Damage control was traditionally   played out against a backdrop of traditional news  and magazine outlets. Phoning around to media contacts to try to stem the flow or reframe the problem is one thing.  Managing the  digital world of today’s public media is another.

A good PR expert now has to put on the brakes or reframe the problem against the background of an always-on communications cycle.   The problem of rapid response reputation management has taken on new dimensions. Part of the standard PR  job description  now includes as an essential skill, mastery of the digital media.

A recent example which demonstrates how fashion public relations firms have been especially challenged, as they try to manage the flow of information response  in the current technology charged communications cyber world concerns  the high profile fashion house of Dior.

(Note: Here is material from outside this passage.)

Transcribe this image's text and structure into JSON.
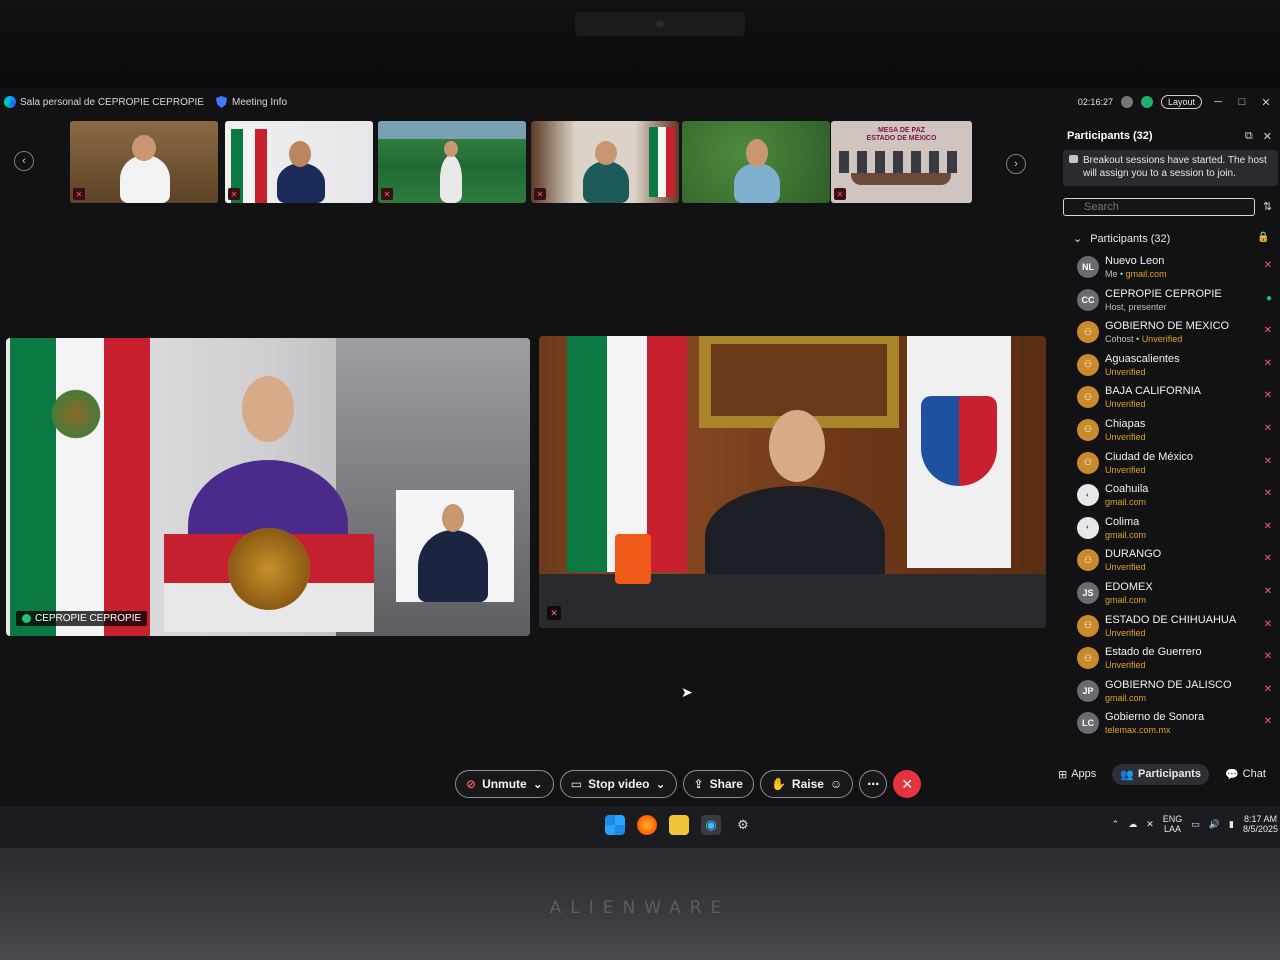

When the rumor machine at Dior, fuelled initially by little more than gossip, but  turbo- charged by social media, about who would take over from  John Galliano as creative director,  Dior’s publicists  had to swing into immediate action working in a pressure cooker environment.

Who knows what the next ‘big thing’ in  fashion  PR land will be. Whatever the digital future brings one thing is certain. The good old PR days are gone forever.  It remains to be seen how fashion public relations firms will step up to meet the challenge as they try to manage the flow of information in the increasingly complex technological digital age world.